* _WHAT NEEDS TO BE DONE_
Reproduce, word for word, all of the records; the pictures stay out.

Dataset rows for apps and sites
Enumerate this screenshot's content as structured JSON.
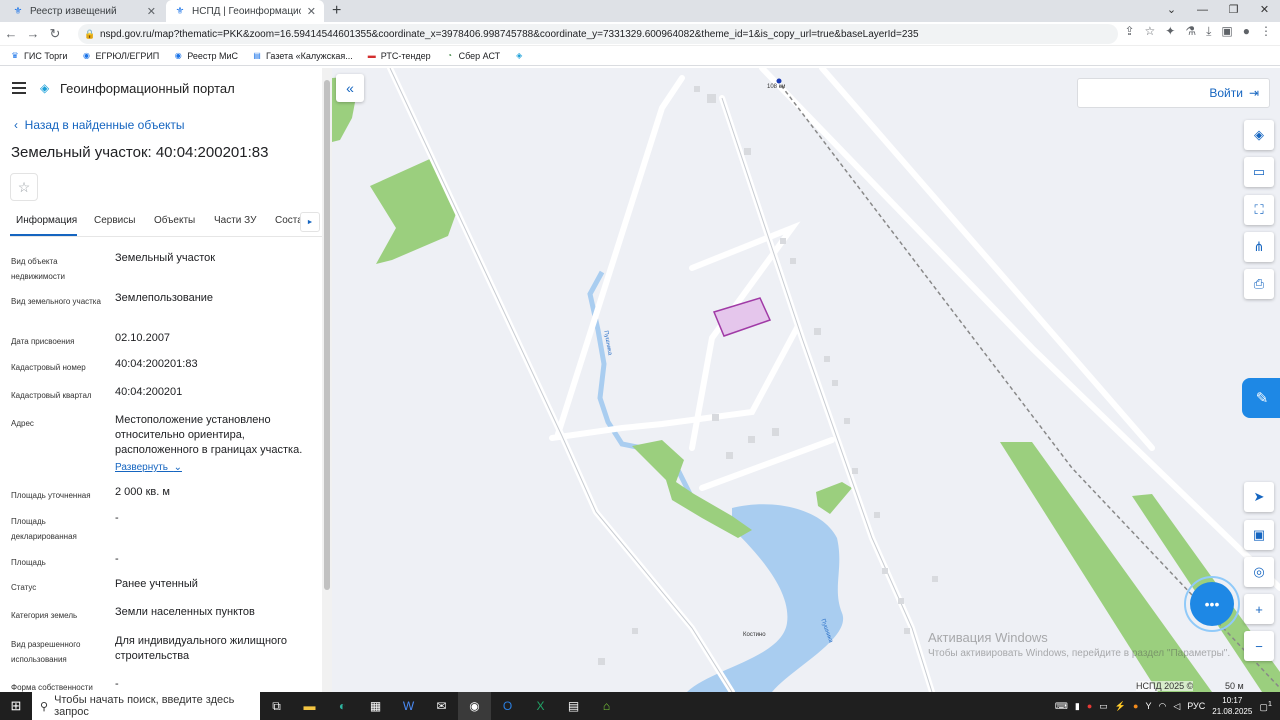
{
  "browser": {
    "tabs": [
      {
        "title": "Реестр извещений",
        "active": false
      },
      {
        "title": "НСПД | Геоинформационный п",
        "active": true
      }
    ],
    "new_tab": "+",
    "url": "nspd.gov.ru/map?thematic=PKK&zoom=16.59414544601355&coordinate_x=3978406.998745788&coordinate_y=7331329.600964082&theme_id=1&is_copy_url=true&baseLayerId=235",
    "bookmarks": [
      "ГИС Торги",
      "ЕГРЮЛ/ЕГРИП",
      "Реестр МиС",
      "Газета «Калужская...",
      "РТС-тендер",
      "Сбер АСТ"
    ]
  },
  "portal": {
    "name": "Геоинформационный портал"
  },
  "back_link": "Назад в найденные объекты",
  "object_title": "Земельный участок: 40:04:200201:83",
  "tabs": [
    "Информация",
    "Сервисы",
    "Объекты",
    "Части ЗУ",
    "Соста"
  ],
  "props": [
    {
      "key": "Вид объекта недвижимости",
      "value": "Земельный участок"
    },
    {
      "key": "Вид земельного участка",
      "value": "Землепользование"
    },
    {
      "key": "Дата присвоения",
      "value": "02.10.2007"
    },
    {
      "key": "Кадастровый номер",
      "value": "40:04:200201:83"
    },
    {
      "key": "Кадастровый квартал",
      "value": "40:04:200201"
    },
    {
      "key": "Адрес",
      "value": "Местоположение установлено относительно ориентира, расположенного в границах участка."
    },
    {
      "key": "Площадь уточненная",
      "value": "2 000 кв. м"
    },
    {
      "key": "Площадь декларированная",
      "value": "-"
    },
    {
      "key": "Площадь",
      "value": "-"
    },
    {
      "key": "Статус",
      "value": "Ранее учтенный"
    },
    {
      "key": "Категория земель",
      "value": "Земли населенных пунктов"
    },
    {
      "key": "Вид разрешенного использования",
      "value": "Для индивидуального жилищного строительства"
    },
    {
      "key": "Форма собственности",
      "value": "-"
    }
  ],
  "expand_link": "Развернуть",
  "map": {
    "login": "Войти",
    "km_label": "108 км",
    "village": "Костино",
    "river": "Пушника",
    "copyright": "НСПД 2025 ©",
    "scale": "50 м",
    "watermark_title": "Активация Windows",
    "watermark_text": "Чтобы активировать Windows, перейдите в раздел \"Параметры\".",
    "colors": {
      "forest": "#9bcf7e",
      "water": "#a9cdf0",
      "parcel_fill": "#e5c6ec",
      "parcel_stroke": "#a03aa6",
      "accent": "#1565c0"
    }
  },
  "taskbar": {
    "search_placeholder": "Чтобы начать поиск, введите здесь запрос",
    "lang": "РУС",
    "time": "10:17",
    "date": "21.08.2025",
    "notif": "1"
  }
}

* _SOLUTION FOR THIS TASK_
Enumerate this screenshot's content as structured JSON.
{
  "browser": {
    "tabs": [
      {
        "title": "Реестр извещений",
        "active": false
      },
      {
        "title": "НСПД | Геоинформационный п",
        "active": true
      }
    ],
    "new_tab": "+",
    "url": "nspd.gov.ru/map?thematic=PKK&zoom=16.59414544601355&coordinate_x=3978406.998745788&coordinate_y=7331329.600964082&theme_id=1&is_copy_url=true&baseLayerId=235",
    "bookmarks": [
      "ГИС Торги",
      "ЕГРЮЛ/ЕГРИП",
      "Реестр МиС",
      "Газета «Калужская...",
      "РТС-тендер",
      "Сбер АСТ"
    ]
  },
  "portal": {
    "name": "Геоинформационный портал"
  },
  "back_link": "Назад в найденные объекты",
  "object_title": "Земельный участок: 40:04:200201:83",
  "tabs": [
    "Информация",
    "Сервисы",
    "Объекты",
    "Части ЗУ",
    "Соста"
  ],
  "props": [
    {
      "key": "Вид объекта недвижимости",
      "value": "Земельный участок"
    },
    {
      "key": "Вид земельного участка",
      "value": "Землепользование"
    },
    {
      "key": "Дата присвоения",
      "value": "02.10.2007"
    },
    {
      "key": "Кадастровый номер",
      "value": "40:04:200201:83"
    },
    {
      "key": "Кадастровый квартал",
      "value": "40:04:200201"
    },
    {
      "key": "Адрес",
      "value": "Местоположение установлено относительно ориентира, расположенного в границах участка."
    },
    {
      "key": "Площадь уточненная",
      "value": "2 000 кв. м"
    },
    {
      "key": "Площадь декларированная",
      "value": "-"
    },
    {
      "key": "Площадь",
      "value": "-"
    },
    {
      "key": "Статус",
      "value": "Ранее учтенный"
    },
    {
      "key": "Категория земель",
      "value": "Земли населенных пунктов"
    },
    {
      "key": "Вид разрешенного использования",
      "value": "Для индивидуального жилищного строительства"
    },
    {
      "key": "Форма собственности",
      "value": "-"
    }
  ],
  "expand_link": "Развернуть",
  "map": {
    "login": "Войти",
    "km_label": "108 км",
    "village": "Костино",
    "river": "Пушника",
    "copyright": "НСПД 2025 ©",
    "scale": "50 м",
    "watermark_title": "Активация Windows",
    "watermark_text": "Чтобы активировать Windows, перейдите в раздел \"Параметры\".",
    "colors": {
      "forest": "#9bcf7e",
      "water": "#a9cdf0",
      "parcel_fill": "#e5c6ec",
      "parcel_stroke": "#a03aa6",
      "accent": "#1565c0"
    }
  },
  "taskbar": {
    "search_placeholder": "Чтобы начать поиск, введите здесь запрос",
    "lang": "РУС",
    "time": "10:17",
    "date": "21.08.2025",
    "notif": "1"
  }
}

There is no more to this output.